In response to this the levels of data the police handle will increase. Whilst there have been improvements in how forces ensure data is handled correctly this report reveals there is still room for improvement.

Forces must look closely at the controls in place to prevent misuse and abuse. “With the potential introduction of Internet Connection Records (ICRs) as outlined in the Investigatory Powers Bill, the police will be able to access data which will offer the deepest insight possible into the personal lives of all UK citizens,” the group reported, adding that any breach of this information would be “over and above” what was included in the report. Of the 2,315 breaches that Big Brother Watch was informed of, more than 55 per cent (1,283) resulted in no formal disciplinary action being taken, while in 11 per cent (258) of cases those responsible received either a written or verbal warning.
In 13 per cent of cases (297) the individuals involved either resigned or were dismissed, while only 3 per cent (70) of breaches resulted in either a criminal conviction or caution. Reg readers will remember that the Information Commissioner's Office fined Kent Police £80,000 earlier this year when it passed the entire contents of a potential domestic abuse victim's phone to the solicitor of the man she was accusing of abuse - a man whom it turned out was also a copper at Kent Police. In another case from this year, an Essex police officer was given a “final written warning” after misusing Police Intelligence systems to snoop on his ex-wife's stepbrother. In the light of such findings, Big Brother Watch has proposed five policy recommendations to “address concerns we have with the increased levels of data the police will have access to, [and] they also propose more stringent methods of dealing with data breaches including a move towards error reporting and notification for the individual whose data has been breached”. The campaign groups recommends introducing custodial sentences for the most serious data breaches, adding that where such breaches are uncovered the individual should be given a criminal record.

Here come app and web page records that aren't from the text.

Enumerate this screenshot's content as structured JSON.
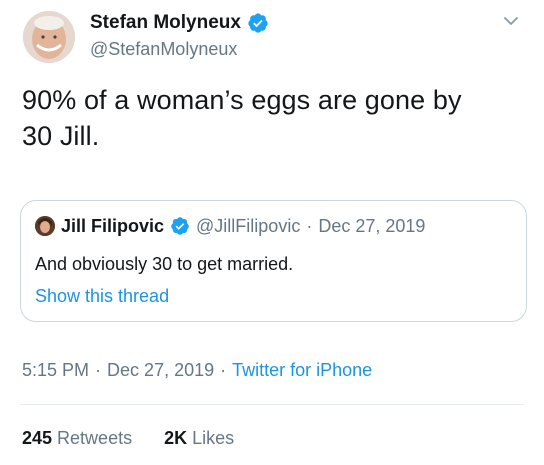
{
  "author": {
    "display_name": "Stefan Molyneux",
    "handle": "@StefanMolyneux",
    "verified_icon": "verified-badge-icon",
    "menu_icon": "chevron-down-icon"
  },
  "tweet": {
    "text": "90% of a woman’s eggs are gone by\n30 Jill."
  },
  "quote": {
    "display_name": "Jill Filipovic",
    "handle": "@JillFilipovic",
    "separator": "·",
    "date": "Dec 27, 2019",
    "text": "And obviously 30 to get married.",
    "show_thread": "Show this thread"
  },
  "meta": {
    "time": "5:15 PM",
    "sep1": "·",
    "date": "Dec 27, 2019",
    "sep2": "·",
    "source": "Twitter for iPhone"
  },
  "stats": {
    "retweets_count": "245",
    "retweets_label": "Retweets",
    "likes_count": "2K",
    "likes_label": "Likes"
  },
  "colors": {
    "accent_blue": "#1b95e0",
    "secondary_text": "#657786",
    "border": "#ccd6dd"
  }
}
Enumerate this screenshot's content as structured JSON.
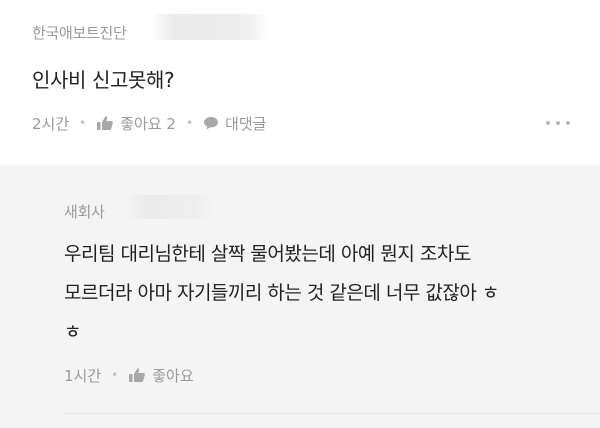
{
  "comment": {
    "author": "한국애보트진단",
    "text": "인사비 신고못해?",
    "time": "2시간",
    "like_label": "좋아요 2",
    "reply_label": "대댓글",
    "icons": {
      "like": "thumbs-up-icon",
      "reply": "speech-bubble-icon",
      "more": "more-dots-icon"
    }
  },
  "reply": {
    "author": "새회사",
    "text_lines": [
      "우리팀 대리님한테 살짝 물어봤는데 아예 뭔지 조차도",
      "모르더라 아마 자기들끼리 하는 것 같은데 너무 값잖아 ㅎ",
      "ㅎ"
    ],
    "time": "1시간",
    "like_label": "좋아요"
  },
  "colors": {
    "text_primary": "#222222",
    "text_meta": "#9a9a9a",
    "reply_background": "#f4f4f4"
  }
}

This movement was recently supported by a Parliamentary inquiry spurred by the data breach of TalkTalk, which also recommended that CEOs take a hit to compensation if their company's infosec practices were not up to scratch. Big Brother Watch also recommended the mandatory reporting of any breach that concerns a member of the public, and the removal of Internet Connection Records from the Investigatory Powers Bill: The scale of breaches within police forces should pose major questions regarding the plans to allow police officers access to even more personal information through Internet Connection Records proposed in the IP Bill.

The information the police will have access to under these powers is vast. Police forces are already struggling to keep the personal information they can access secure.
It is clear that the addition of yet more data may just lead to the risk of a data breach or of misuse. Warning that a “weakening of data protection law post Brexit would put the UK at risk, in terms of trade, security and data privacy,” and thus endorsing stronger data protection legislation as “a fundamental part of keeping people and businesses safe,” Big Brother Watch also recommended – much as everyone else is doing – the necessity of adopting equivalent standards to the EU's General Data Protection Regulations if the UK is to trade with the Single Market. ®